Google have announced that Chrome 56 (coming in January 2017) will mark websites using plain HTTP connections as insecure and show a security warning.
The “not secure” indicator will appear next to the address bar on web pages that have input fields for passwords or credit card numbers.
Over subsequent Google Chrome releases, the scope of the browsers HTTP connection warnings will be expanded. Eventually all websites delivered over HTTP will have a security warning – regardless of what data is being transmitted.
Google’s search engine already penalizes websites that do not support SSL. This new penalty is likely to further motivate website owners to make their pages secure or risk damaging their traffic and sales.
Switching to HTTPS has never been easier. Most established content management systems support running over HTTPS with minimal configuration needed. Furthermore, several free providers of SSL certificates have emerged in recent years; most significantly CloudFlare and Let’s Encrypt.
Domainr is a search engine for domain names that makes clever name suggestions using new and less-common domain extensions. Each query returns a list of potential domains categorized by their availability – either taken, available or for sale. A direct link to purchase or negotiate for available domains is then provided, along with basic WHOIS data from the current owner.
Domainr’s most useful feature is difficult to explain. It applies a degree of logic to the results to match the domain extension to the type of business implied by the name. For example, a search for our parent company (“Gowland Media”) returns a list of results including “gowland.media,” “gowland.digital,” and “gowland.press.”
Domainr also have apps available for Android, iOS, Windows Phone, and Chrome; so you can come up with great domain names while you’re out and about. Sure, why not? Finally, Domainr have an API to allow developers to integrate their domain generating powers into third-party apps.
Government censorship, overly zealous workplace browsing filters and website geo-blocking are just some of the reasons why web proxy services are becoming increasingly useful. Unfortunately many of the free services available online are slow, insecure and probably already blocked by your internet overlords.

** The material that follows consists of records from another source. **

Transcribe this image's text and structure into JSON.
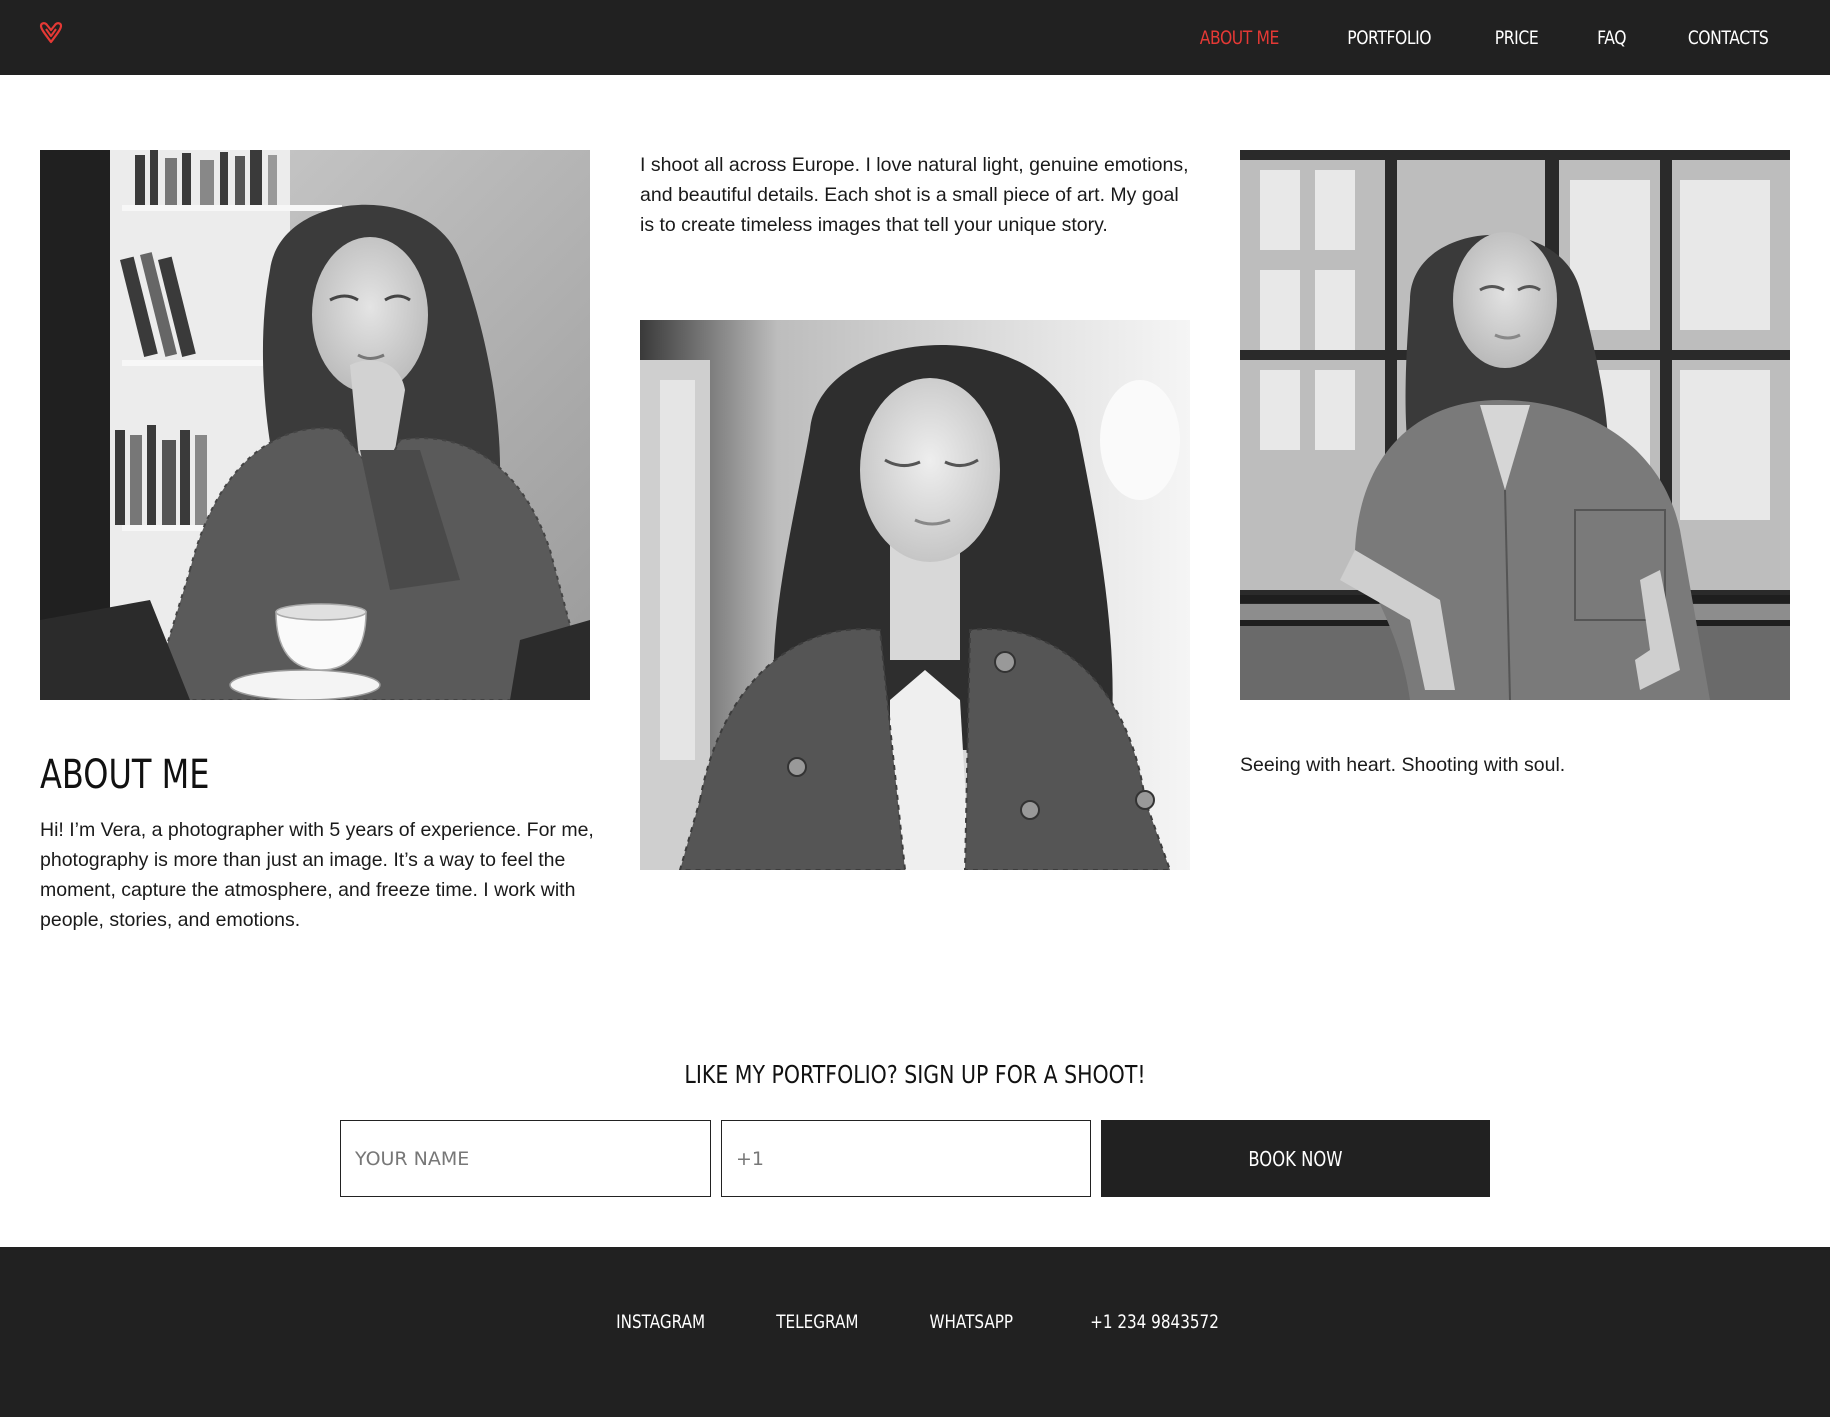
{
  "colors": {
    "header_bg": "#212121",
    "accent": "#e53935",
    "footer_bg": "#212121"
  },
  "header": {
    "logo_icon": "heart-v-logo-icon",
    "nav": [
      {
        "label": "ABOUT ME",
        "active": true
      },
      {
        "label": "PORTFOLIO",
        "active": false
      },
      {
        "label": "PRICE",
        "active": false
      },
      {
        "label": "FAQ",
        "active": false
      },
      {
        "label": "CONTACTS",
        "active": false
      }
    ]
  },
  "about": {
    "title": "ABOUT ME",
    "text": "Hi! I’m Vera, a photographer with 5 years of experience. For me, photography is more than just an image. It’s a way to feel the moment, capture the atmosphere, and freeze time. I work with people, stories, and emotions."
  },
  "intro": {
    "text": "I shoot all across Europe. I love natural light, genuine emotions, and beautiful details. Each shot is a small piece of art. My goal is to create timeless images that tell your unique story."
  },
  "tagline": {
    "text": "Seeing with heart. Shooting with soul."
  },
  "photos": [
    {
      "name": "woman-cafe-photo"
    },
    {
      "name": "woman-jacket-photo"
    },
    {
      "name": "woman-window-photo"
    }
  ],
  "signup": {
    "title": "LIKE MY PORTFOLIO? SIGN UP FOR A SHOOT!",
    "name_placeholder": "YOUR NAME",
    "phone_placeholder": "+1",
    "button_label": "BOOK NOW"
  },
  "footer": {
    "links": [
      "INSTAGRAM",
      "TELEGRAM",
      "WHATSAPP",
      "+1 234 9843572"
    ]
  }
}
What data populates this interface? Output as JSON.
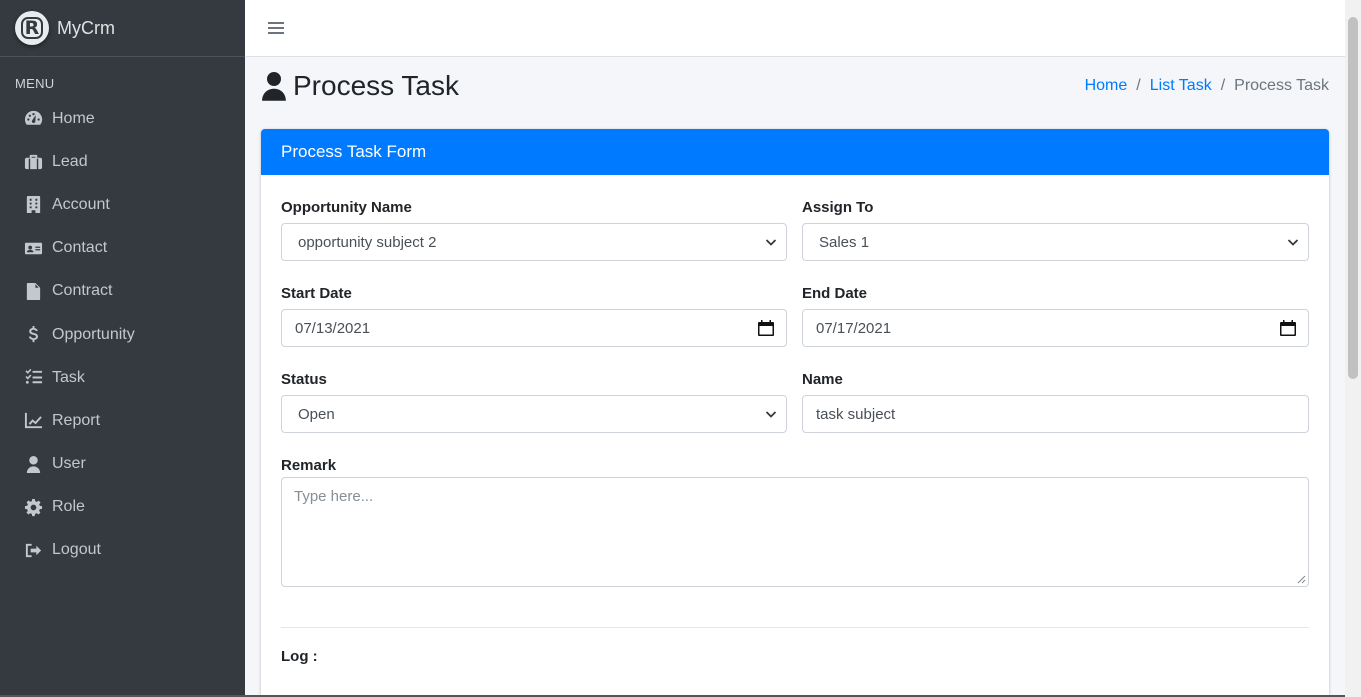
{
  "brand": {
    "name": "MyCrm",
    "logo_letter": "R"
  },
  "sidebar": {
    "header": "MENU",
    "items": [
      {
        "label": "Home",
        "icon": "tachometer-icon"
      },
      {
        "label": "Lead",
        "icon": "briefcase-icon"
      },
      {
        "label": "Account",
        "icon": "building-icon"
      },
      {
        "label": "Contact",
        "icon": "address-card-icon"
      },
      {
        "label": "Contract",
        "icon": "file-contract-icon"
      },
      {
        "label": "Opportunity",
        "icon": "dollar-icon"
      },
      {
        "label": "Task",
        "icon": "tasks-icon"
      },
      {
        "label": "Report",
        "icon": "chart-line-icon"
      },
      {
        "label": "User",
        "icon": "user-icon"
      },
      {
        "label": "Role",
        "icon": "gear-icon"
      },
      {
        "label": "Logout",
        "icon": "sign-out-icon"
      }
    ]
  },
  "page": {
    "title": "Process Task",
    "breadcrumb": {
      "home": "Home",
      "list": "List Task",
      "current": "Process Task",
      "separator": "/"
    }
  },
  "form": {
    "header": "Process Task Form",
    "opportunity": {
      "label": "Opportunity Name",
      "value": "opportunity subject 2"
    },
    "assign_to": {
      "label": "Assign To",
      "value": "Sales 1"
    },
    "start_date": {
      "label": "Start Date",
      "value": "07/13/2021"
    },
    "end_date": {
      "label": "End Date",
      "value": "07/17/2021"
    },
    "status": {
      "label": "Status",
      "value": "Open"
    },
    "name": {
      "label": "Name",
      "value": "task subject"
    },
    "remark": {
      "label": "Remark",
      "placeholder": "Type here..."
    },
    "log_label": "Log :"
  },
  "colors": {
    "sidebar_bg": "#343a40",
    "primary": "#007bff",
    "content_bg": "#f4f6f9"
  }
}
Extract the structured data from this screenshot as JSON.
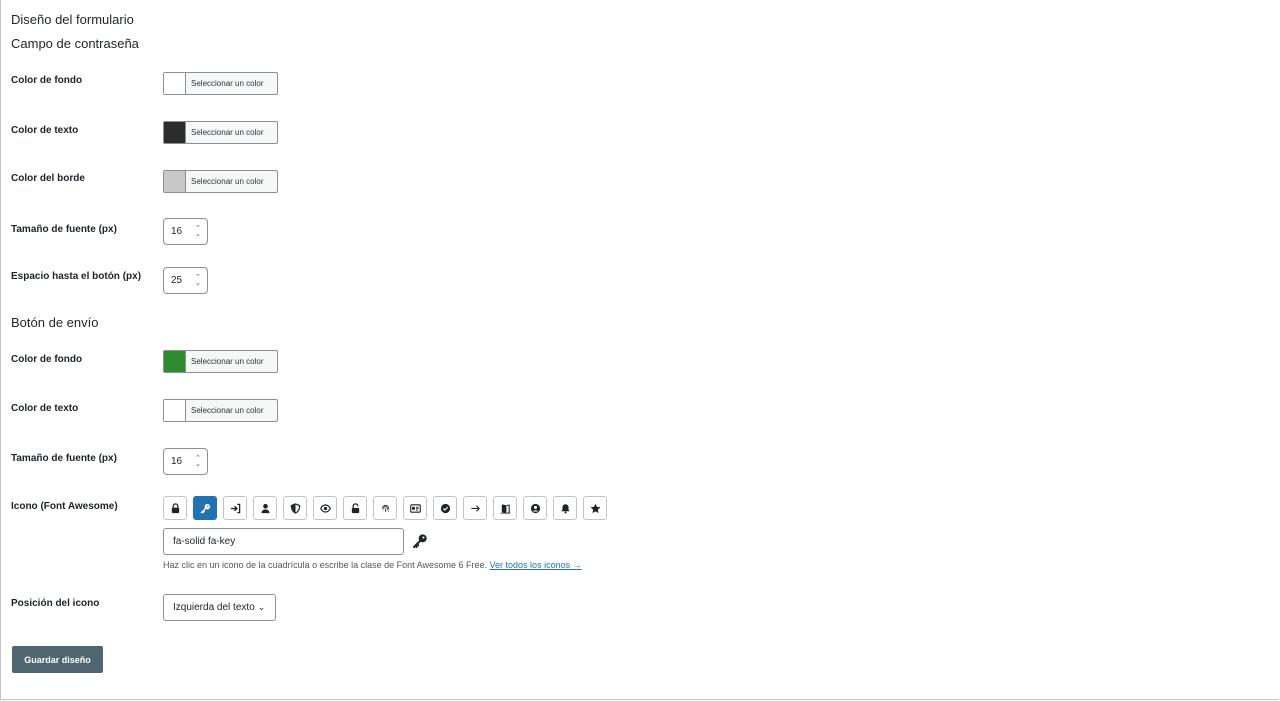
{
  "form": {
    "title": "Diseño del formulario",
    "password_section": {
      "heading": "Campo de contraseña",
      "bg_label": "Color de fondo",
      "bg_color": "#ffffff",
      "text_label": "Color de texto",
      "text_color": "#2c2c2c",
      "border_label": "Color del borde",
      "border_color": "#c8c8c8",
      "font_size_label": "Tamaño de fuente (px)",
      "font_size": "16",
      "spacing_label": "Espacio hasta el botón (px)",
      "spacing": "25"
    },
    "submit_section": {
      "heading": "Botón de envío",
      "bg_label": "Color de fondo",
      "bg_color": "#2e8b2e",
      "text_label": "Color de texto",
      "text_color": "#ffffff",
      "font_size_label": "Tamaño de fuente (px)",
      "font_size": "16",
      "icon_label": "Icono (Font Awesome)",
      "icon_options": [
        "lock",
        "key",
        "right-to-bracket",
        "user",
        "shield-halved",
        "eye",
        "unlock",
        "fingerprint",
        "id-card",
        "circle-check",
        "arrow-right",
        "door-open",
        "circle-user",
        "bell",
        "star"
      ],
      "selected_icon": "key",
      "icon_class_value": "fa-solid fa-key",
      "hint_text": "Haz clic en un icono de la cuadrícula o escribe la clase de Font Awesome 6 Free.",
      "hint_link": "Ver todos los iconos →",
      "position_label": "Posición del icono",
      "position_value": "Izquierda del texto"
    },
    "color_picker_label": "Seleccionar un color",
    "save_button": "Guardar diseño",
    "accent_color": "#2271b1"
  }
}
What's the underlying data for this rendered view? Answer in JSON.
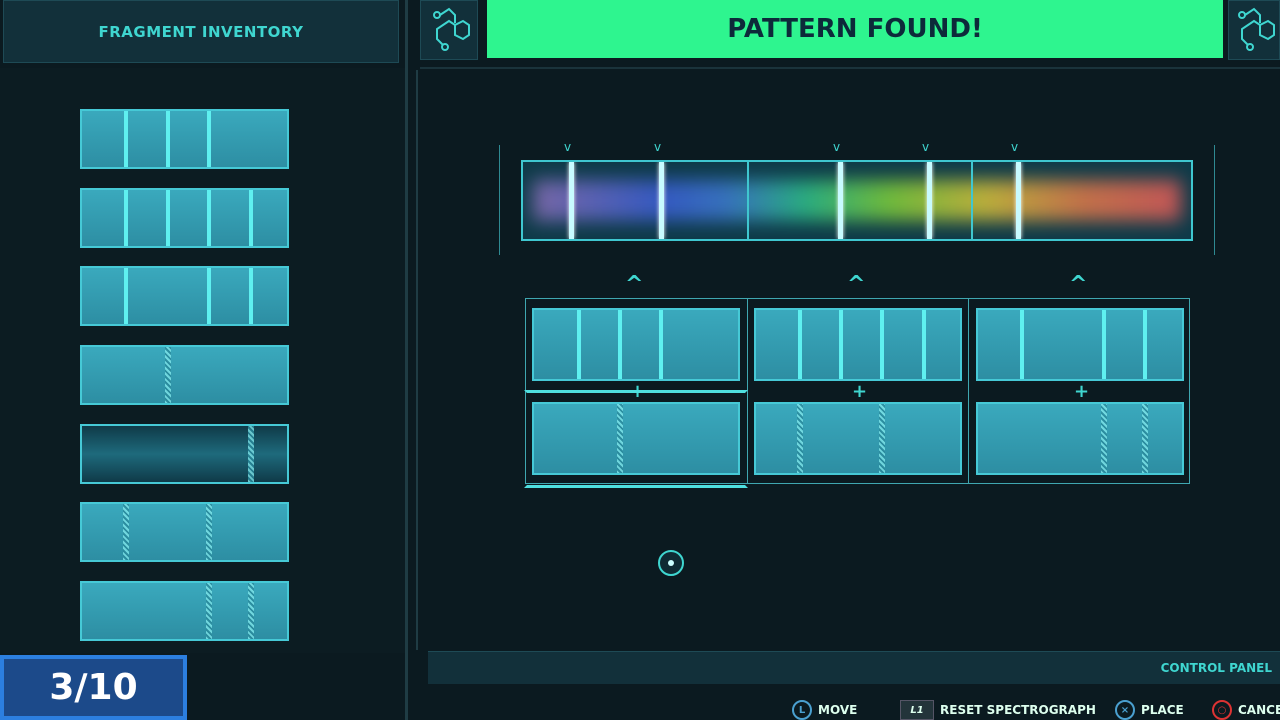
{
  "inventory": {
    "title": "FRAGMENT INVENTORY",
    "fragments": [
      {
        "lines": [
          124,
          166,
          207
        ],
        "hatched": []
      },
      {
        "lines": [
          124,
          166,
          207,
          249
        ],
        "hatched": []
      },
      {
        "lines": [
          124,
          207,
          249
        ],
        "hatched": []
      },
      {
        "lines": [],
        "hatched": [
          166
        ]
      },
      {
        "lines": [],
        "hatched": [
          249
        ],
        "selected": true
      },
      {
        "lines": [],
        "hatched": [
          124,
          207
        ]
      },
      {
        "lines": [],
        "hatched": [
          207,
          249
        ]
      }
    ]
  },
  "banner": {
    "text": "PATTERN FOUND!",
    "color": "#2ef58f"
  },
  "icons": {
    "left": "molecule-icon",
    "right": "molecule-icon"
  },
  "score": {
    "text": "3/10"
  },
  "control_panel": {
    "title": "CONTROL PANEL",
    "hints": [
      {
        "icon": "L",
        "label": "MOVE"
      },
      {
        "icon": "L1",
        "label": "RESET SPECTROGRAPH"
      },
      {
        "icon": "×",
        "label": "PLACE"
      },
      {
        "icon": "○",
        "label": "CANCEL"
      }
    ]
  }
}
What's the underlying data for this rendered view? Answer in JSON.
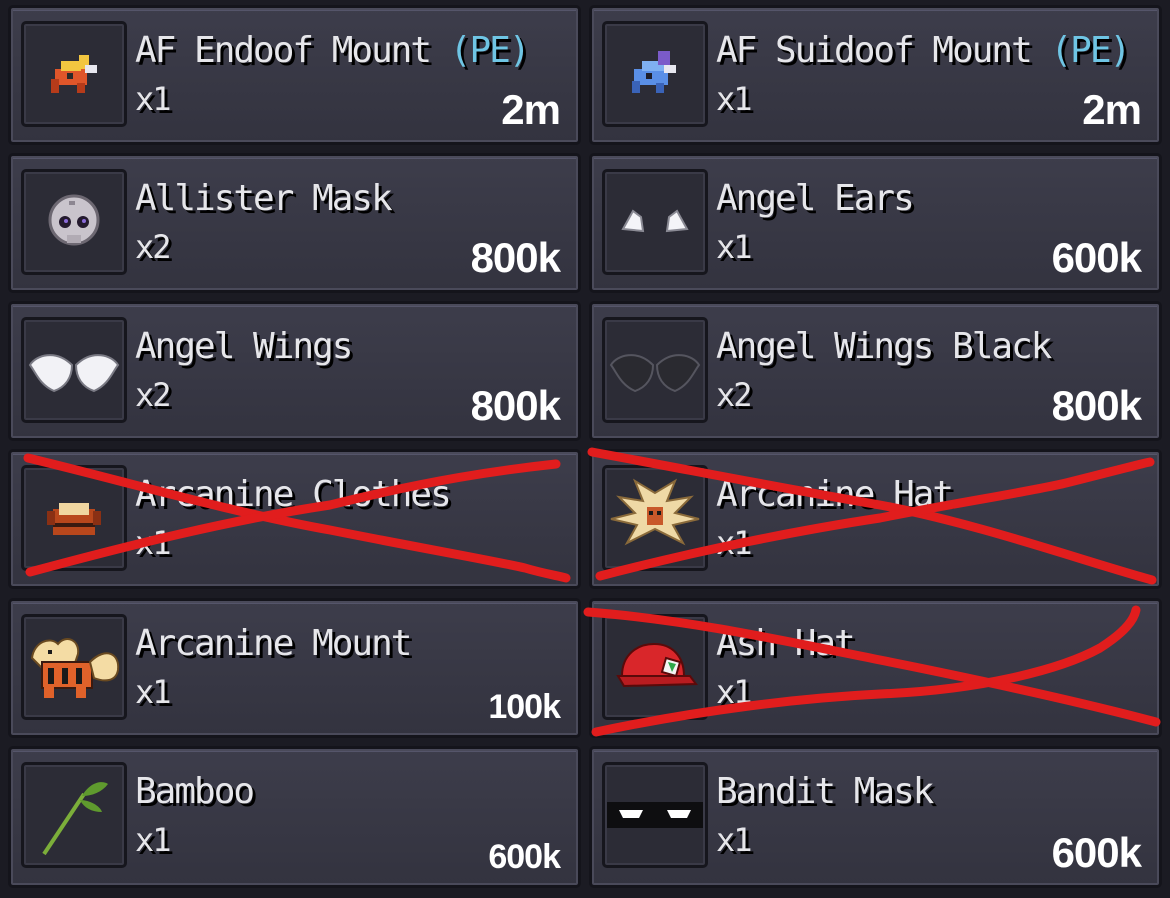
{
  "items": [
    {
      "name": "AF Endoof Mount",
      "tag": "(PE)",
      "qty": "x1",
      "price": "2m",
      "icon": "endoof-mount-icon",
      "crossed": false
    },
    {
      "name": "AF Suidoof Mount",
      "tag": "(PE)",
      "qty": "x1",
      "price": "2m",
      "icon": "suidoof-mount-icon",
      "crossed": false
    },
    {
      "name": "Allister Mask",
      "tag": "",
      "qty": "x2",
      "price": "800k",
      "icon": "allister-mask-icon",
      "crossed": false
    },
    {
      "name": "Angel Ears",
      "tag": "",
      "qty": "x1",
      "price": "600k",
      "icon": "angel-ears-icon",
      "crossed": false
    },
    {
      "name": "Angel Wings",
      "tag": "",
      "qty": "x2",
      "price": "800k",
      "icon": "angel-wings-icon",
      "crossed": false
    },
    {
      "name": "Angel Wings Black",
      "tag": "",
      "qty": "x2",
      "price": "800k",
      "icon": "angel-wings-black-icon",
      "crossed": false
    },
    {
      "name": "Arcanine Clothes",
      "tag": "",
      "qty": "x1",
      "price": "",
      "icon": "arcanine-clothes-icon",
      "crossed": true
    },
    {
      "name": "Arcanine Hat",
      "tag": "",
      "qty": "x1",
      "price": "",
      "icon": "arcanine-hat-icon",
      "crossed": true
    },
    {
      "name": "Arcanine Mount",
      "tag": "",
      "qty": "x1",
      "price": "100k",
      "icon": "arcanine-mount-icon",
      "crossed": false
    },
    {
      "name": "Ash Hat",
      "tag": "",
      "qty": "x1",
      "price": "",
      "icon": "ash-hat-icon",
      "crossed": true
    },
    {
      "name": "Bamboo",
      "tag": "",
      "qty": "x1",
      "price": "600k",
      "icon": "bamboo-icon",
      "crossed": false
    },
    {
      "name": "Bandit Mask",
      "tag": "",
      "qty": "x1",
      "price": "600k",
      "icon": "bandit-mask-icon",
      "crossed": false
    }
  ],
  "colors": {
    "background": "#1b1b23",
    "card": "#3a3a47",
    "pe_tag": "#6fc5e4",
    "scribble": "#e11d1d"
  }
}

Instead of battling with popups and worrying whether the proxy you’re using is trying to steal your identity, why not host your own proxy? This quick little guide will show you how to setup Glype on a hosting account and use it to circumvent pesky internet filters.